All in all, it's excrutiatingly difficult to meaningfully modify a commercial game, especially for the Dreamcast platform. Even if you own the game, and have dumped it yourself, you're still going to have to go through hell to modify anything, especially if you plan to re-burn it, and even more especially if the game expects a matching CRC signature.

▀Řbonió $o˝ic
August 29th, 2006, 10:29
can u not get the s.code off the disk with some tool? what is a crc sig? how will i get my new mod on say a chankast?

Runefox
August 30th, 2006, 01:51
Source code cannot easily be gotten from compiled binaries in ANY situation unless you actually have a decompiler to do it (I'm absolutely certain none exist for the Dreamcast binaries), and not all coding languages have decompilers (not to mention most are very flaky and don't output proper code). The best you could hope for is using a hex editor to change bits and pieces of the binary. That would have to be performed through trial and error, since there's not much chance of there being any sort of tutorial to edit that specific game.

A CRC (Cyclic Redundancy Check) signature is a check on the contents of a file; It's like a file's fingerprint. Every file that's not a copy of another file has a unique CRC signature, and when a file is never expected to change, a program can check that signature against a copy of the signature hard-coded into the program. It's theoretically possible to change that CRC check to look for a different signature, but you would definitely need the source code first.

To get your program running in Chankast, you need to set up your CD directories and compile the source. From there, you go through the procedure of making a standard bootable DC CD, using BootDreams or similar.

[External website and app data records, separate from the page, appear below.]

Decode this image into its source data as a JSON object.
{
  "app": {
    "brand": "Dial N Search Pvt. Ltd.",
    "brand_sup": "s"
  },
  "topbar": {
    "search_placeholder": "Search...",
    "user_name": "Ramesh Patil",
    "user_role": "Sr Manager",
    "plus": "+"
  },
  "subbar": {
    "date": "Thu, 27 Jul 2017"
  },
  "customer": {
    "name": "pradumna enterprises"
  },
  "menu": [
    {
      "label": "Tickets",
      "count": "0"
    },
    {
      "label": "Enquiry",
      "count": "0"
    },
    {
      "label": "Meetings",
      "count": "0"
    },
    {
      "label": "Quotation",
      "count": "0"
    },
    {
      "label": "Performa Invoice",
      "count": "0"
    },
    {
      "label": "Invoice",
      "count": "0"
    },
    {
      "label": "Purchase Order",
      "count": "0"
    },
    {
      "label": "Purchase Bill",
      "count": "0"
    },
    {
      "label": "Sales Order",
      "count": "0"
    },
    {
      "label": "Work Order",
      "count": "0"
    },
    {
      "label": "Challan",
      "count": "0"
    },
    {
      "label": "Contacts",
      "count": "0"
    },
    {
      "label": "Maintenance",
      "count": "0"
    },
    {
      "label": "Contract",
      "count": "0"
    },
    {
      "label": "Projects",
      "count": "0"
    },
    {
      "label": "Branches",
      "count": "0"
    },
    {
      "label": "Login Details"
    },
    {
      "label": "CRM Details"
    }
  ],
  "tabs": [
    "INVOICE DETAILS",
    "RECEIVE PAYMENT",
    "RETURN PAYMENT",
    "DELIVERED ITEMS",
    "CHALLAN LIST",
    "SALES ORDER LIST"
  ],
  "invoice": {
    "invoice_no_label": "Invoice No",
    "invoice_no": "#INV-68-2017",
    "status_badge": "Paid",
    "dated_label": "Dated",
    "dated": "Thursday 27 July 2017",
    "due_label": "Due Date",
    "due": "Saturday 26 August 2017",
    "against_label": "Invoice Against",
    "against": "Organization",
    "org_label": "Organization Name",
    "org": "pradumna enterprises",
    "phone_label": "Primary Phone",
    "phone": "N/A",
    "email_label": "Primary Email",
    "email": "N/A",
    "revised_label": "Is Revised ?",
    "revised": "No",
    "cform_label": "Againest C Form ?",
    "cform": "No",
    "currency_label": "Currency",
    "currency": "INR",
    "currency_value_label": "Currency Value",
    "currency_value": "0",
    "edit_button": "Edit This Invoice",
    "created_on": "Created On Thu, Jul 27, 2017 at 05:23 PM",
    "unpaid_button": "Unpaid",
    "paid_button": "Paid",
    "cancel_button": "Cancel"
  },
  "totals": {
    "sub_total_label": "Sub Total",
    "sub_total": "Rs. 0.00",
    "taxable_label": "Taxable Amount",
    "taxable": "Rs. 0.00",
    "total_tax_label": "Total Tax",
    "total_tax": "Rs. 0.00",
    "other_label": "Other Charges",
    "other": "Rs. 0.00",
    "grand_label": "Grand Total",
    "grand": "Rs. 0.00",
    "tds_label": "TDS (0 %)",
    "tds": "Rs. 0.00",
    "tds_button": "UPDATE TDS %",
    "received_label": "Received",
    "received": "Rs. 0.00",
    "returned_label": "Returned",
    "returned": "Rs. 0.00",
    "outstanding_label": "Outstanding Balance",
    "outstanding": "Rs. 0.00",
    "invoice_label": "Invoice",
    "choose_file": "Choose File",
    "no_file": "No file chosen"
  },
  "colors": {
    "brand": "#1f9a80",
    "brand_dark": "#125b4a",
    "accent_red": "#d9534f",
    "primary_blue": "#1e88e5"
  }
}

Once done, load up the CD image (or put the burned CD in the drive) and use Chankast to boot it.

Remember, Dreamcast GD-ROM's can hold in excess of 1GB of data. If the game you're trying to modify uses more than a standard CD's worth of space, you will have to delete or compress some files (using special tools, NOT zip, divx or mp3).

▀Řbonió $o˝ic
August 30th, 2006, 10:29
u can use CD ROM games in the drive to play w/chanka? no .cdi but the game CD disk?!

Runefox
August 30th, 2006, 11:34
As long as it's not the original GD-ROM and just a burned CD-R (warez or self-ripped), then yes, it should work just fine. However, I haven't used Chankast because I haven't access to a Dreamcast BIOS file (nor a way to rip it from my own Dreamcast).

▀Řbonió $o˝ic
August 30th, 2006, 23:12
do u want the bios? And is quake II online?? what was it coming from b4 it went DC?

Runefox
August 31st, 2006, 00:23
Quake II was originally a PC game, ported over to the Dreamcast by homebrew dev 'Bero'. It currently runs without sound (runs out of memory if enabled), but has CD music support (if data is running from a PC; CD drive isn't fast enough otherwise), full commercial or demo support, VMU save support, and user maps support.

The renderer is in software mode, probably due to the fact that Quake II used OpenGL, which isn't readily available for Dreamcast..